(Element data from apps and pages)
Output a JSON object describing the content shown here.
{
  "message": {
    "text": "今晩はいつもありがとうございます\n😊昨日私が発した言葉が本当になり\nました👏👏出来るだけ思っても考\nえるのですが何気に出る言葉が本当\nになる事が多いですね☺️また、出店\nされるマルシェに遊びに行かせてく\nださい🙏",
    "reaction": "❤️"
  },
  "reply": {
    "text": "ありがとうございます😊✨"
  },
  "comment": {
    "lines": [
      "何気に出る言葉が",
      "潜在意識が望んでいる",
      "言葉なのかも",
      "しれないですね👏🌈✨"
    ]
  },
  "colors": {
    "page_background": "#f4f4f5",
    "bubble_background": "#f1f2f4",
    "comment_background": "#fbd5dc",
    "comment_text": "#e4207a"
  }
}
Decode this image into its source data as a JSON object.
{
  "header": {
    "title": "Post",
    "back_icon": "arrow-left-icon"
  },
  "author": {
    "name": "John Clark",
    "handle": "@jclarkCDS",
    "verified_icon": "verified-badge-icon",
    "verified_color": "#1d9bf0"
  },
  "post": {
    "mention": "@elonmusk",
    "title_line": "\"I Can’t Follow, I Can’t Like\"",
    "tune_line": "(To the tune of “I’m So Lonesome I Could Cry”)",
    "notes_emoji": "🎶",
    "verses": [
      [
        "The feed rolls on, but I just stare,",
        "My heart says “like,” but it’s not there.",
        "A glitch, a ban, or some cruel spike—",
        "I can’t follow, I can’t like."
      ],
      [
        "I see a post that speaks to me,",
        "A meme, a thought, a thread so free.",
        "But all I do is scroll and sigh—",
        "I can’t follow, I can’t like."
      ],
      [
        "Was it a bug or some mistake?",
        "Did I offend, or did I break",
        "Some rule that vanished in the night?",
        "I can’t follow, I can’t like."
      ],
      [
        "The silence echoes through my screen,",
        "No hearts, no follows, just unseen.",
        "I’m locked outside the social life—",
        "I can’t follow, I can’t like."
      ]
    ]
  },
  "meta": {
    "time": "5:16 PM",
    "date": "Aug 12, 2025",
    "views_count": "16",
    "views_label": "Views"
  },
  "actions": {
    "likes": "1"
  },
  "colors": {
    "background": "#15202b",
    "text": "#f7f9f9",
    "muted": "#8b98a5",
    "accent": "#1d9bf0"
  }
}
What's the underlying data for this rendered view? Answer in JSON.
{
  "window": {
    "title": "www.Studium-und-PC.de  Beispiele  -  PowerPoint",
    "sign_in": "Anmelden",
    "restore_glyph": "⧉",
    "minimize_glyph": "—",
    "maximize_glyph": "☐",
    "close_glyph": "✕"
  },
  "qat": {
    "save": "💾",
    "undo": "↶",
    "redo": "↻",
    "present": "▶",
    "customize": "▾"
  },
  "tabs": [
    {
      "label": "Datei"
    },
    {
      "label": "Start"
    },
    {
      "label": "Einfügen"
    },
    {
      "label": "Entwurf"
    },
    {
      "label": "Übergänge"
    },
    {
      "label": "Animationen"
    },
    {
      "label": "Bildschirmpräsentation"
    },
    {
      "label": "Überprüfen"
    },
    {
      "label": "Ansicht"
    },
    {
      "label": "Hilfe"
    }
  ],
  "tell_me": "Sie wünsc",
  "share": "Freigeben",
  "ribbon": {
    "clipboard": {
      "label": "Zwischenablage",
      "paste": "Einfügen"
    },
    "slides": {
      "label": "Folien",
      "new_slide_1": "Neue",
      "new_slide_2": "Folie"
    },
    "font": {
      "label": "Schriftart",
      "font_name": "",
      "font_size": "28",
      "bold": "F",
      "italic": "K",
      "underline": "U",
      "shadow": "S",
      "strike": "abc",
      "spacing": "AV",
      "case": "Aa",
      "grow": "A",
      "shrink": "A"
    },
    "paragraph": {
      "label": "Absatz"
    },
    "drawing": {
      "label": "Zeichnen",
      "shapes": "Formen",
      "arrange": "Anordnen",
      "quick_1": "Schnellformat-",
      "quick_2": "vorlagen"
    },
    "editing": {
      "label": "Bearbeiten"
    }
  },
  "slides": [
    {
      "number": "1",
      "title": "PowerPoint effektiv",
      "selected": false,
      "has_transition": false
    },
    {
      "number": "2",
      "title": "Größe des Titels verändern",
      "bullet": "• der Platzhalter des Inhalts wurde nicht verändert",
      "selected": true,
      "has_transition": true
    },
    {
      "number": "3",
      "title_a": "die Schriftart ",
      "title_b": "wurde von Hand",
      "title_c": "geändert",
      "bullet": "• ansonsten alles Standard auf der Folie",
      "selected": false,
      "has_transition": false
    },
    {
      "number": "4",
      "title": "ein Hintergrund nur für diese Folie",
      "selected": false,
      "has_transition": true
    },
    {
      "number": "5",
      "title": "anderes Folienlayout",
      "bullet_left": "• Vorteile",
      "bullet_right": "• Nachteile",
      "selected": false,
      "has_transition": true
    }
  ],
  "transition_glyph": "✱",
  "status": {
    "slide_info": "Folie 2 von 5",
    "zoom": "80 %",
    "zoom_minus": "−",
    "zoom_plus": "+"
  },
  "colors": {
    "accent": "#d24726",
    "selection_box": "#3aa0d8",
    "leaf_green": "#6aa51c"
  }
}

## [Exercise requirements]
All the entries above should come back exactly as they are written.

## [Task solution]
Output a JSON object describing the content shown here.
{
  "message": {
    "text": "今晩はいつもありがとうございます\n😊昨日私が発した言葉が本当になり\nました👏👏出来るだけ思っても考\nえるのですが何気に出る言葉が本当\nになる事が多いですね☺️また、出店\nされるマルシェに遊びに行かせてく\nださい🙏",
    "reaction": "❤️"
  },
  "reply": {
    "text": "ありがとうございます😊✨"
  },
  "comment": {
    "lines": [
      "何気に出る言葉が",
      "潜在意識が望んでいる",
      "言葉なのかも",
      "しれないですね👏🌈✨"
    ]
  },
  "colors": {
    "page_background": "#f4f4f5",
    "bubble_background": "#f1f2f4",
    "comment_background": "#fbd5dc",
    "comment_text": "#e4207a"
  }
}
Decode this image into its source data as a JSON object.
{
  "header": {
    "title": "Post",
    "back_icon": "arrow-left-icon"
  },
  "author": {
    "name": "John Clark",
    "handle": "@jclarkCDS",
    "verified_icon": "verified-badge-icon",
    "verified_color": "#1d9bf0"
  },
  "post": {
    "mention": "@elonmusk",
    "title_line": "\"I Can’t Follow, I Can’t Like\"",
    "tune_line": "(To the tune of “I’m So Lonesome I Could Cry”)",
    "notes_emoji": "🎶",
    "verses": [
      [
        "The feed rolls on, but I just stare,",
        "My heart says “like,” but it’s not there.",
        "A glitch, a ban, or some cruel spike—",
        "I can’t follow, I can’t like."
      ],
      [
        "I see a post that speaks to me,",
        "A meme, a thought, a thread so free.",
        "But all I do is scroll and sigh—",
        "I can’t follow, I can’t like."
      ],
      [
        "Was it a bug or some mistake?",
        "Did I offend, or did I break",
        "Some rule that vanished in the night?",
        "I can’t follow, I can’t like."
      ],
      [
        "The silence echoes through my screen,",
        "No hearts, no follows, just unseen.",
        "I’m locked outside the social life—",
        "I can’t follow, I can’t like."
      ]
    ]
  },
  "meta": {
    "time": "5:16 PM",
    "date": "Aug 12, 2025",
    "views_count": "16",
    "views_label": "Views"
  },
  "actions": {
    "likes": "1"
  },
  "colors": {
    "background": "#15202b",
    "text": "#f7f9f9",
    "muted": "#8b98a5",
    "accent": "#1d9bf0"
  }
}
What's the underlying data for this rendered view? Answer in JSON.
{
  "window": {
    "title": "www.Studium-und-PC.de  Beispiele  -  PowerPoint",
    "sign_in": "Anmelden",
    "restore_glyph": "⧉",
    "minimize_glyph": "—",
    "maximize_glyph": "☐",
    "close_glyph": "✕"
  },
  "qat": {
    "save": "💾",
    "undo": "↶",
    "redo": "↻",
    "present": "▶",
    "customize": "▾"
  },
  "tabs": [
    {
      "label": "Datei"
    },
    {
      "label": "Start"
    },
    {
      "label": "Einfügen"
    },
    {
      "label": "Entwurf"
    },
    {
      "label": "Übergänge"
    },
    {
      "label": "Animationen"
    },
    {
      "label": "Bildschirmpräsentation"
    },
    {
      "label": "Überprüfen"
    },
    {
      "label": "Ansicht"
    },
    {
      "label": "Hilfe"
    }
  ],
  "tell_me": "Sie wünsc",
  "share": "Freigeben",
  "ribbon": {
    "clipboard": {
      "label": "Zwischenablage",
      "paste": "Einfügen"
    },
    "slides": {
      "label": "Folien",
      "new_slide_1": "Neue",
      "new_slide_2": "Folie"
    },
    "font": {
      "label": "Schriftart",
      "font_name": "",
      "font_size": "28",
      "bold": "F",
      "italic": "K",
      "underline": "U",
      "shadow": "S",
      "strike": "abc",
      "spacing": "AV",
      "case": "Aa",
      "grow": "A",
      "shrink": "A"
    },
    "paragraph": {
      "label": "Absatz"
    },
    "drawing": {
      "label": "Zeichnen",
      "shapes": "Formen",
      "arrange": "Anordnen",
      "quick_1": "Schnellformat-",
      "quick_2": "vorlagen"
    },
    "editing": {
      "label": "Bearbeiten"
    }
  },
  "slides": [
    {
      "number": "1",
      "title": "PowerPoint effektiv",
      "selected": false,
      "has_transition": false
    },
    {
      "number": "2",
      "title": "Größe des Titels verändern",
      "bullet": "• der Platzhalter des Inhalts wurde nicht verändert",
      "selected": true,
      "has_transition": true
    },
    {
      "number": "3",
      "title_a": "die Schriftart ",
      "title_b": "wurde von Hand",
      "title_c": "geändert",
      "bullet": "• ansonsten alles Standard auf der Folie",
      "selected": false,
      "has_transition": false
    },
    {
      "number": "4",
      "title": "ein Hintergrund nur für diese Folie",
      "selected": false,
      "has_transition": true
    },
    {
      "number": "5",
      "title": "anderes Folienlayout",
      "bullet_left": "• Vorteile",
      "bullet_right": "• Nachteile",
      "selected": false,
      "has_transition": true
    }
  ],
  "transition_glyph": "✱",
  "status": {
    "slide_info": "Folie 2 von 5",
    "zoom": "80 %",
    "zoom_minus": "−",
    "zoom_plus": "+"
  },
  "colors": {
    "accent": "#d24726",
    "selection_box": "#3aa0d8",
    "leaf_green": "#6aa51c"
  }
}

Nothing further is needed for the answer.